Ariana Grande ‎– Sweetener - 2018 R+B Pop - Sealed 180 Grm 2LP

In stock

Ariana Grande ‎– Sweetener

Republic Records ‎– B0028815-01
2 × Vinyl, LP, Album, Gatefold

24 Oct 2018
Hip Hop, Pop
Contemporary R&B, Dance-pop, Vocal


1 Raindrops (An Angel Cried) 0:37
2 Blazed
Featuring – Pharrell Williams
3 The Light Is Coming
Featuring – Nicki Minaj
4 R.E.M 4:05


5 God Is A Woman 3:17
6 Sweetener 3:28
7 Successful 3:47


8 Everytime 2:52
9 Breathin 3:18
10 No Tears Left To Cry 3:25
11 Borderline
Featuring – Missy Elliott


12 Better Off
Producer – Brian Malik Baptiste*, Hitboy*
13 Goodnight N Go
Producer – Charles Anderson (10), Michael Foster*
14 Pete Davidson
Producer – Charles Anderson (10)
15 Get Well Soon


Companies, etc.

" Grande co-wrote more songs than usual (10 out of 15) and formed a clear bond with Pharrell, who serves as a songwriter and producer across Sweetener’s stronger half. His funk-lite idiosyncrasies set a bright tone and help elevate the record’s more conventional song structures. Grande and Williams leave themselves plenty of room to play around with texture in clever ways, particularly when it comes to layered vocals and skittering percussion. Set to little more than panting, tongue clicks, and keyboard orbs, “R.E.M” finds novel ways for Grande to expand her vocal repertoire. Singing in a stream of consciousness style about the man in her dreams, she flows in and out of R&B crooning, doo-wop vocal runs, gospel harmonizing, cheeky sing-talking, and a surprisingly precise rap flow (“‘Scuse me, um? I love you/I know that’s not the way to start a conversation, trouble”). She doesn’t even need a money note to stamp her mark.

The non-Pharrell tracks come courtesy of past Grande collaborators like Max Martin, ILYA, and TB Hits, and largely tap into the ongoing trap influence on the Top 40. Not one of them is outright filler, but an ode to a toxic ex like “everytime” is markedly less original—the kind of bad-decision-making set to ominous thumping that’s all over the charts. Grande’s got her own new rules, though: She tweaks the daydreaming of Imogen Heap into the throbbing EDM twinkle of “goodnight n go” and turns the melancholy of Drake into a meditation on anxiety with “breathin.” Neither is a direct extension of her work with Williams, but both feel like natural fits on an album all about finding the light.

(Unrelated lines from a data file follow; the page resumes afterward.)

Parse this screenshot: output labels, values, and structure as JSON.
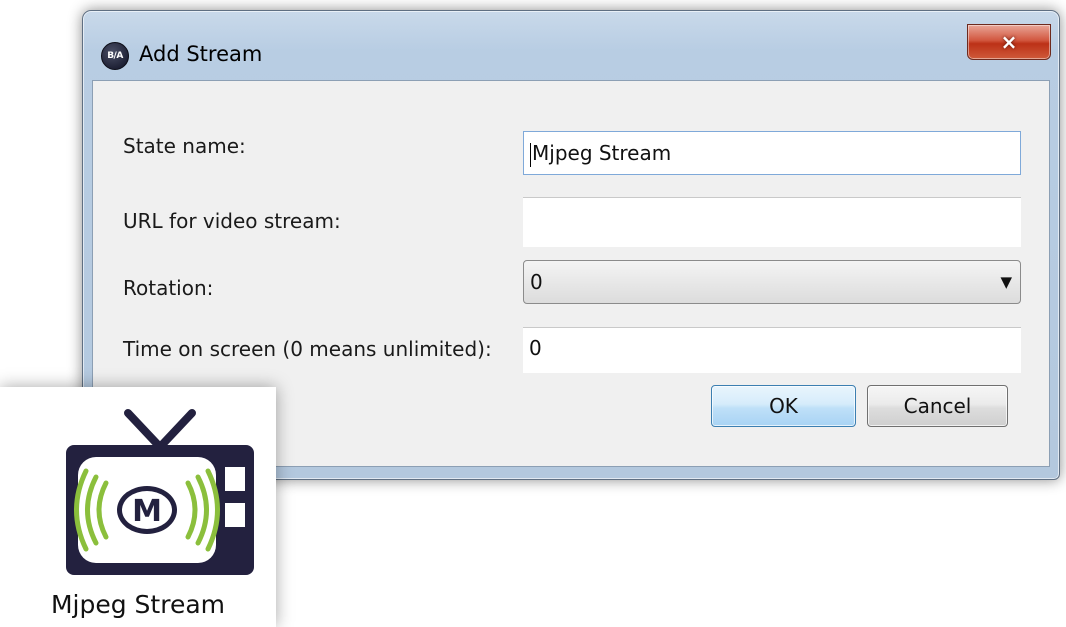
{
  "window": {
    "title": "Add Stream",
    "app_icon_text": "B/A",
    "close_glyph": "×"
  },
  "form": {
    "state_name_label": "State name:",
    "state_name_value": "Mjpeg Stream",
    "url_label": "URL for video stream:",
    "url_value": "",
    "rotation_label": "Rotation:",
    "rotation_value": "0",
    "time_label": "Time on screen (0 means unlimited):",
    "time_value": "0"
  },
  "buttons": {
    "ok_label": "OK",
    "cancel_label": "Cancel"
  },
  "desktop_icon": {
    "label": "Mjpeg Stream",
    "icon_letter": "M",
    "icon_name": "tv-broadcast-icon",
    "colors": {
      "screen_frame": "#23213f",
      "screen_fill": "#ffffff",
      "waves": "#8bbf3c",
      "letter": "#23213f"
    }
  }
}
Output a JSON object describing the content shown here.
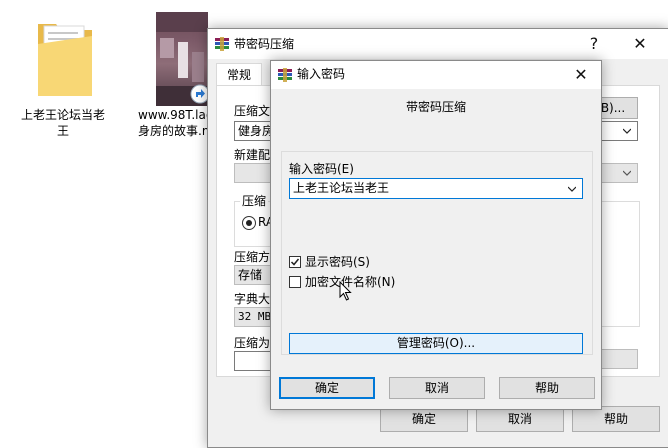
{
  "desktop": {
    "folder_label_line1": "上老王论坛当老",
    "folder_label_line2": "王",
    "video_label_line1": "www.98T.la@",
    "video_label_line2": "身房的故事.m"
  },
  "archive_dialog": {
    "title": "带密码压缩",
    "help_glyph": "?",
    "close_glyph": "✕",
    "tab_general": "常规",
    "label_archive_name": "压缩文",
    "archive_name_value": "健身房",
    "browse_button": "B)...",
    "label_profile": "新建配",
    "label_format": "压缩",
    "format_option": "RA",
    "label_method": "压缩方",
    "method_value": "存储",
    "label_dict": "字典大",
    "dict_value": "32 MB",
    "label_split": "压缩为",
    "ok_button": "确定",
    "cancel_button": "取消",
    "help_button": "帮助"
  },
  "password_dialog": {
    "title": "输入密码",
    "close_glyph": "✕",
    "heading": "带密码压缩",
    "label_password": "输入密码(E)",
    "password_value": "上老王论坛当老王",
    "show_password_label": "显示密码(S)",
    "show_password_checked": true,
    "encrypt_names_label": "加密文件名称(N)",
    "encrypt_names_checked": false,
    "manage_button": "管理密码(O)...",
    "ok_button": "确定",
    "cancel_button": "取消",
    "help_button": "帮助"
  }
}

Grande may have delivered more of a full-album vibe than a bangers-filled juggernaut, but there is at least one career-defining moment here—the song she has been looking for, wrapped in an unassuming package. Sweetener ends with “get well soon,” the sort of freeform, self-help soul ballad you’d maybe expect to round out a Beyoncé opus' ( pitchfork) 

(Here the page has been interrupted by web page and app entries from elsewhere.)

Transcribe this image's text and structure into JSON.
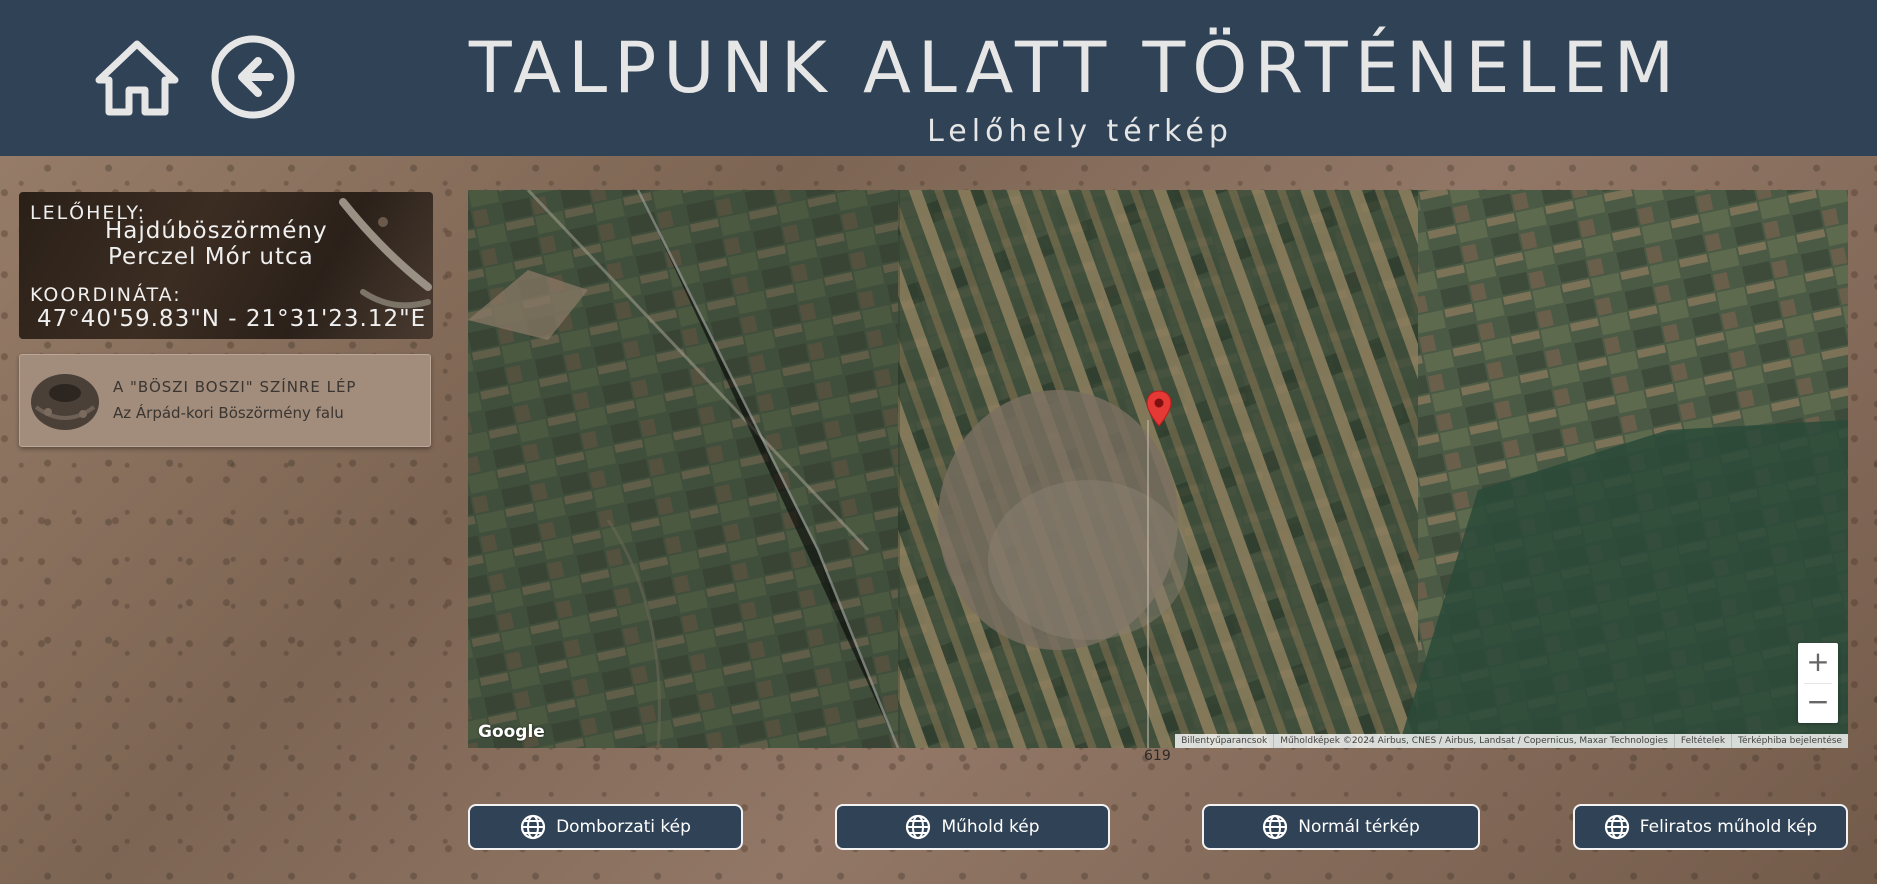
{
  "header": {
    "title": "TALPUNK ALATT TÖRTÉNELEM",
    "subtitle": "Lelőhely térkép",
    "home_icon": "home-icon",
    "back_icon": "arrow-left-circle-icon",
    "bg_color": "#2f4256"
  },
  "site": {
    "location_label": "LELŐHELY:",
    "town": "Hajdúböszörmény",
    "street": "Perczel Mór utca",
    "coord_label": "KOORDINÁTA:",
    "coordinates": "47°40'59.83\"N - 21°31'23.12\"E"
  },
  "story": {
    "title": "A \"BÖSZI BOSZI\" SZÍNRE LÉP",
    "subtitle": "Az Árpád-kori Böszörmény falu"
  },
  "map": {
    "logo": "Google",
    "zoom_in": "+",
    "zoom_out": "−",
    "attribution": [
      "Billentyűparancsok",
      "Műholdképek ©2024 Airbus, CNES / Airbus, Landsat / Copernicus, Maxar Technologies",
      "Feltételek",
      "Térképhiba bejelentése"
    ],
    "marker_icon": "map-pin-icon",
    "marker_color": "#e53935"
  },
  "map_number": "619",
  "buttons": [
    {
      "label": "Domborzati kép",
      "icon": "globe-icon"
    },
    {
      "label": "Műhold kép",
      "icon": "globe-icon"
    },
    {
      "label": "Normál térkép",
      "icon": "globe-icon"
    },
    {
      "label": "Feliratos műhold kép",
      "icon": "globe-icon"
    }
  ]
}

More Information
Condition New
Format 2LP
Color Black